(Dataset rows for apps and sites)
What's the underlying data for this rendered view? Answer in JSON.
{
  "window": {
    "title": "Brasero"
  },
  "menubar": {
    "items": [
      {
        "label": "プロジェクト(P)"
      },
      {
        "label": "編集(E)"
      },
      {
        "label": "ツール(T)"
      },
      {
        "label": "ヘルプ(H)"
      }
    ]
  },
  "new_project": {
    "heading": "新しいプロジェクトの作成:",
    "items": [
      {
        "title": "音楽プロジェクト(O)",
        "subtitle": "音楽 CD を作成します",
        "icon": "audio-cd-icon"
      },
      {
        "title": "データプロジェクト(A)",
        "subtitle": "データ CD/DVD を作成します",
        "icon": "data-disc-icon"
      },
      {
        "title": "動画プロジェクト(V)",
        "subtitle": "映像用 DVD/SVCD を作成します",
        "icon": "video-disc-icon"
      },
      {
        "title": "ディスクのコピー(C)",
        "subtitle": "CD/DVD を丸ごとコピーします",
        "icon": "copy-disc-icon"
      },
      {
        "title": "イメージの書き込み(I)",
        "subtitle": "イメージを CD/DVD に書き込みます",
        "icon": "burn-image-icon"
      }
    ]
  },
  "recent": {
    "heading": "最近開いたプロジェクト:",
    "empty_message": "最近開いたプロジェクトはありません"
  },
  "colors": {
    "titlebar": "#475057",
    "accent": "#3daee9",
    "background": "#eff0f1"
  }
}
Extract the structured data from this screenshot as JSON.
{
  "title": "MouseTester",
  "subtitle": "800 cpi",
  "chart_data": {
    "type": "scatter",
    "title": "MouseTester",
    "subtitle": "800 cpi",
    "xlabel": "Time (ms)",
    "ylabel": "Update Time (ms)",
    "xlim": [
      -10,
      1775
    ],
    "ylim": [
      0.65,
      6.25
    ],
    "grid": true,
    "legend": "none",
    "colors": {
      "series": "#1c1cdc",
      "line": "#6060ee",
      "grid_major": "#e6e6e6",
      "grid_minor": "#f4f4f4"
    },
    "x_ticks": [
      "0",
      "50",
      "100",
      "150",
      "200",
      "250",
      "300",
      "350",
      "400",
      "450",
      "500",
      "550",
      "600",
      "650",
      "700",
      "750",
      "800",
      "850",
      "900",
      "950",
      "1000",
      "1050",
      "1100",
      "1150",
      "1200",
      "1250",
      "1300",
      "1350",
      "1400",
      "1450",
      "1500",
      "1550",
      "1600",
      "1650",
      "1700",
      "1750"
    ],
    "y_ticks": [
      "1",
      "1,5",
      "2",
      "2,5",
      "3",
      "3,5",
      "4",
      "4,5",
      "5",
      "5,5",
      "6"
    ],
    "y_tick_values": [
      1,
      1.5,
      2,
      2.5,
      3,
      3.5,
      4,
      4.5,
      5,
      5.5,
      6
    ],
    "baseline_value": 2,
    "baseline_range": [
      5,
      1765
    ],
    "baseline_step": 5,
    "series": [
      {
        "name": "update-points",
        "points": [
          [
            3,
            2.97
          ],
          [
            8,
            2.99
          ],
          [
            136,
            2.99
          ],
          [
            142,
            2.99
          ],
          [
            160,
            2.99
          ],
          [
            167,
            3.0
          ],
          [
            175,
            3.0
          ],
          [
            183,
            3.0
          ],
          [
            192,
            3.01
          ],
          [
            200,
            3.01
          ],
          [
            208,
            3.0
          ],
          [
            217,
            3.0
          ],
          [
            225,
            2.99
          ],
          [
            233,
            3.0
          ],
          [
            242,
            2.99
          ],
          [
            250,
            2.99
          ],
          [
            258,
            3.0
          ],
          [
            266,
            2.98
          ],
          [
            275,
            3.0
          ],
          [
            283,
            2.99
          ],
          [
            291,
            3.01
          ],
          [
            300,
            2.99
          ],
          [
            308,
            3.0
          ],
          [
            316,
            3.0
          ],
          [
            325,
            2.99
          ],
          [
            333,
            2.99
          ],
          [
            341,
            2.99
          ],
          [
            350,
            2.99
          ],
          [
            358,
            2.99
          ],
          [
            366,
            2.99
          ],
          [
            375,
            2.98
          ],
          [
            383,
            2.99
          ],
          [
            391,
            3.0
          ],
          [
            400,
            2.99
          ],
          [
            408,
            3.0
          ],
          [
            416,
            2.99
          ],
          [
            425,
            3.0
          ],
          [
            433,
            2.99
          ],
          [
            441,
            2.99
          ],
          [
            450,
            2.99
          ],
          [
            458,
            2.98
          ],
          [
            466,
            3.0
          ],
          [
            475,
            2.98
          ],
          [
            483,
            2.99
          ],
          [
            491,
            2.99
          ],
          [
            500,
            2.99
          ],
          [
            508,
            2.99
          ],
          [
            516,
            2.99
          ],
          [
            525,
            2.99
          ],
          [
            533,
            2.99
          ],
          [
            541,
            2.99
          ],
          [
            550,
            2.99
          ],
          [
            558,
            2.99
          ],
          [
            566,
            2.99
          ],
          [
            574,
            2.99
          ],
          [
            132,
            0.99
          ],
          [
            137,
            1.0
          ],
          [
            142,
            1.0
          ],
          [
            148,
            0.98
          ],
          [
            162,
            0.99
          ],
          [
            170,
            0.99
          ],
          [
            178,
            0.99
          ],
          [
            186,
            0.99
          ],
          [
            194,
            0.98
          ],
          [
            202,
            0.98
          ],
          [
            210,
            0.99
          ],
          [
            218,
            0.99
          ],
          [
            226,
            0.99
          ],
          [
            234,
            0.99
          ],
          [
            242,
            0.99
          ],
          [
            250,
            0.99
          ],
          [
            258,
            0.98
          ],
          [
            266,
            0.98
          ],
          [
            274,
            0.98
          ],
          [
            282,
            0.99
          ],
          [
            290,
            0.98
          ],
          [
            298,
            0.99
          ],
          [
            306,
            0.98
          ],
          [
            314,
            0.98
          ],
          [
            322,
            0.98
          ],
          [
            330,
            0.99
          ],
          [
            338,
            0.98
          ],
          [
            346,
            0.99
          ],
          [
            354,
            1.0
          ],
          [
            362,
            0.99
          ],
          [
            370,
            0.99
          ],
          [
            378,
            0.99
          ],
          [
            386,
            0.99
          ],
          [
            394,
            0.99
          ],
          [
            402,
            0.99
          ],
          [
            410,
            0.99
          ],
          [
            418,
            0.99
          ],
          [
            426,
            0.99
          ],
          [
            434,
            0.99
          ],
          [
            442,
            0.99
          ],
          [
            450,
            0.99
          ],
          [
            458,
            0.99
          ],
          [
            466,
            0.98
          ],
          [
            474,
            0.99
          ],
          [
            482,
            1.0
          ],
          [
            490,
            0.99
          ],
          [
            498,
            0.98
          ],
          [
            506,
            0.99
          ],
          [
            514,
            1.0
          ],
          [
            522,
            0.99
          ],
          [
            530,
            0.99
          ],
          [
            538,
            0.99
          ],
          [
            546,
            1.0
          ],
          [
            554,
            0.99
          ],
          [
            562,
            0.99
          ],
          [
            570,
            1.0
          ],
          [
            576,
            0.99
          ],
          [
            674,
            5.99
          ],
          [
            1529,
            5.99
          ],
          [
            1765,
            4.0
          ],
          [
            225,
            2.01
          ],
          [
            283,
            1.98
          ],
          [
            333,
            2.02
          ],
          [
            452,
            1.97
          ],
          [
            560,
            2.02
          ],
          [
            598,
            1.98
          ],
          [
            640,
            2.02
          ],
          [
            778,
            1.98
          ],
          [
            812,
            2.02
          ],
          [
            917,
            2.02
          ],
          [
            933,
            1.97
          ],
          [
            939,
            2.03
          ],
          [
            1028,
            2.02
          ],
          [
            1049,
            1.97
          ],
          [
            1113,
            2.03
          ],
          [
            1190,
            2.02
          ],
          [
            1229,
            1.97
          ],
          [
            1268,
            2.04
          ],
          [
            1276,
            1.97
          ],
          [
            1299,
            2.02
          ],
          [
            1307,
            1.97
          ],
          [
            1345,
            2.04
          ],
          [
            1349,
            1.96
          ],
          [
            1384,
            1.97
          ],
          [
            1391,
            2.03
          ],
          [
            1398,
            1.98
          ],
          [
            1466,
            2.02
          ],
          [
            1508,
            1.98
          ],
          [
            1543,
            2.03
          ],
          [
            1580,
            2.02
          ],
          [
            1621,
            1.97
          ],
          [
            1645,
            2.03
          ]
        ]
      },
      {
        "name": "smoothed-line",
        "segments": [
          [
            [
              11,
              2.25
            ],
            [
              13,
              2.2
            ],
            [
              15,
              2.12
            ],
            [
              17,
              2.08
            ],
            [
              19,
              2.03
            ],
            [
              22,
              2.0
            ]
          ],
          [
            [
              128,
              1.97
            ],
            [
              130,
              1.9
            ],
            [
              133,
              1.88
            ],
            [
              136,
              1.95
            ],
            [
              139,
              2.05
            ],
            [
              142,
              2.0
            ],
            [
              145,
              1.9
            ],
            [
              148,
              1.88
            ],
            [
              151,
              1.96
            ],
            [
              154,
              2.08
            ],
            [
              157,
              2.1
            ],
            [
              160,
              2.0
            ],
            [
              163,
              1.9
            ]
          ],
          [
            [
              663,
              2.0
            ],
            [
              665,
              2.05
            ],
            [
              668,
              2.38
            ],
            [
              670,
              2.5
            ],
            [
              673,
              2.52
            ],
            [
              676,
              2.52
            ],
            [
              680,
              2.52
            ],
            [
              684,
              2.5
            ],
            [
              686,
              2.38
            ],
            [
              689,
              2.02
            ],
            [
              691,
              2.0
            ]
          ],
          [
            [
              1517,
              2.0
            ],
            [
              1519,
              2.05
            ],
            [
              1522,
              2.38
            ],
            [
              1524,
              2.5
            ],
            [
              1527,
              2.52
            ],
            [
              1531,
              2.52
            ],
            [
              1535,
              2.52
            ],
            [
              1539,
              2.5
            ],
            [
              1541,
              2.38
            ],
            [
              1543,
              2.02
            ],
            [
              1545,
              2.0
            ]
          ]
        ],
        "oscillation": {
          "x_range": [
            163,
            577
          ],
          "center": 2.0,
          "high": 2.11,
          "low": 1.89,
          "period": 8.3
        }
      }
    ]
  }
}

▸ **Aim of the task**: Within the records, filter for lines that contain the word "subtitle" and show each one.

▸ **Answer**:
        "subtitle": "音楽 CD を作成します",
        "subtitle": "データ CD/DVD を作成します",
        "subtitle": "映像用 DVD/SVCD を作成します",
        "subtitle": "CD/DVD を丸ごとコピーします",
        "subtitle": "イメージを CD/DVD に書き込みます",
  "subtitle": "800 cpi",
    "subtitle": "800 cpi",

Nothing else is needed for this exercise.